economic and social impacts

Views/information on resilience or disruption of supply chains due to the Russian invasion in Ukraine and various sanctions

14 June 2022

Mechanical Engineering

The EU sanctions against Russia include

  • A ban on transport equipment to Russia
  • A ban of Russian and Belorussian freight road operations working in the EU


Russia is the tenth most important country receiving exports from the Austrian metal industries. Exports to Russia have been declining for decades.

The most important goods imported from Russia are aluminium, nickel and steel. Imports were already declining in 2021 as well.

The most significant goods to be imported from Belarus are iron wire and bar steel. Imports from Belarus are also declining.

The Austrian industry expects a total stop of exports to Belarus, Russia and Ukraine, not only due to sanctions but also due to logistical problems. This will likely shrink the growth of the metal industries in 2022 by 1-2%.

The fifth package of sanctions against Russia now stretches to cranes, construction machines and paper machines. Due to the logistical problems that were already present before the package, this will not change very much for the Austrian industry.

Companies report a positive situation. Assessment of the situation improved in March-April by 5%.

84% of the companies consider their order situation as “sufficient” or “more than sufficient” (March: 82%).

39% of the companies report no problems with regard to their business activities, 45% report staff shortages, 9% report capacity bottle necks.

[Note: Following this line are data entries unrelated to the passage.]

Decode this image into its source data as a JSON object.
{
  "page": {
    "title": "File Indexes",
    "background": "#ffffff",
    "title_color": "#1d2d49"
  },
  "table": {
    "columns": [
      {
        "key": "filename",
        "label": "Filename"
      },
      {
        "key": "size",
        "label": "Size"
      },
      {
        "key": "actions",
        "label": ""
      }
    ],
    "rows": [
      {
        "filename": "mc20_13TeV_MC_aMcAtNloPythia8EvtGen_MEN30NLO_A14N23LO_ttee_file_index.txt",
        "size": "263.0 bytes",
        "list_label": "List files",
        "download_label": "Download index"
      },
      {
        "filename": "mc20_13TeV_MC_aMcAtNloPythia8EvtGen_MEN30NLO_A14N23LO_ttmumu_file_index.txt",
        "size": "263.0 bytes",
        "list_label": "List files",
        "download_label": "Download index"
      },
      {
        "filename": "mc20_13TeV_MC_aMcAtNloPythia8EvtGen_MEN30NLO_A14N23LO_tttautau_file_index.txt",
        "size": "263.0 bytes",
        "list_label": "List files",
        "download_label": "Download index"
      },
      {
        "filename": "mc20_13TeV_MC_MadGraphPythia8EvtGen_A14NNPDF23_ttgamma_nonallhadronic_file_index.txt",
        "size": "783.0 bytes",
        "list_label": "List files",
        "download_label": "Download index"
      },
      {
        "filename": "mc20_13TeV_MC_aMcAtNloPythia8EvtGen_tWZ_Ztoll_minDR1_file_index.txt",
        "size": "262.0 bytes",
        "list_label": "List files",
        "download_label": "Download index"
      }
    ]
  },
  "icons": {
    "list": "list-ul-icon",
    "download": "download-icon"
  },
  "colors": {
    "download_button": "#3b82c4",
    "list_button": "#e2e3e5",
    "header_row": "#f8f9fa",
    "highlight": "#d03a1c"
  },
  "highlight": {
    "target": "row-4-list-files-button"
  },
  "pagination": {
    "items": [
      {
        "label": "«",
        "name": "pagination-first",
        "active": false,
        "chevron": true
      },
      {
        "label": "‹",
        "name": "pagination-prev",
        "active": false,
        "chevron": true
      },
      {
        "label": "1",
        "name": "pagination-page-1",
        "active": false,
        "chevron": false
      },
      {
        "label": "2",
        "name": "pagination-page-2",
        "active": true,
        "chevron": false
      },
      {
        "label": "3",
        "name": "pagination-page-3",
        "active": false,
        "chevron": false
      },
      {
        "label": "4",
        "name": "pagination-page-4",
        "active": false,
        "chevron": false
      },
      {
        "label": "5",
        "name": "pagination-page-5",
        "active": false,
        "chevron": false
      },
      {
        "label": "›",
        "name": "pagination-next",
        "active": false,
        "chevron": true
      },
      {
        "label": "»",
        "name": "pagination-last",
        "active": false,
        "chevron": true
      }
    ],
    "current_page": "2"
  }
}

Source: Fachverband Metalltechnische Industrie, Österreich - Gewerkschaft PRO-GE


The sector had a strong first quarter and the activities in the sector have increased. Like the overall economy, the sector is suffering from a strong rise in consumer prices.

The upswing is partly due to strong domestic demand, which is growing faster than export orders.

Supply is mainly hampered by a strong increase in material prices.

Foreign order books were well filled before the war, but this is likely to change in the next months.


German Industry Association VDMA reported that orders in April were down by 4% compared to March, due to the break away of the Russian and the Ukrainian market. Also investors from other countries are hesitating to invest in the current situation.

In addition to that, the current lockdown in Shanghai has led to interruptions in the supply chain.

VDMA expects the German machinery sector to grow by 4% in production in 2022. Before the war, they projected the sector to grow by 7%.

German Employers’ Organisation Gesamtmetall reported that 69% of their members expect a rise in costs with regard to purchases. Roughly 50% expect significant slumps in turnover and profit. One third of the companies were not yet able to give reliable indications of the repercussions of the war on their business.

Most of the companies that have cut their business ties with Russia reported that it is difficult for them to find new suppliers. Significant supply chain ruptures will hamper the industry. Iron, steel and energy supply are particularly vulnerable parts of the supply chain. 38% of the companies with significant imports from Belarus,Russia or Ukraine estimate that it will be difficult for them to substitute for the missing supply.


SKF has decided to exit Russia - The intention is to divest the business in a controlled manner with the clear ambition of ensuring a future for SKF’s employees in Russia.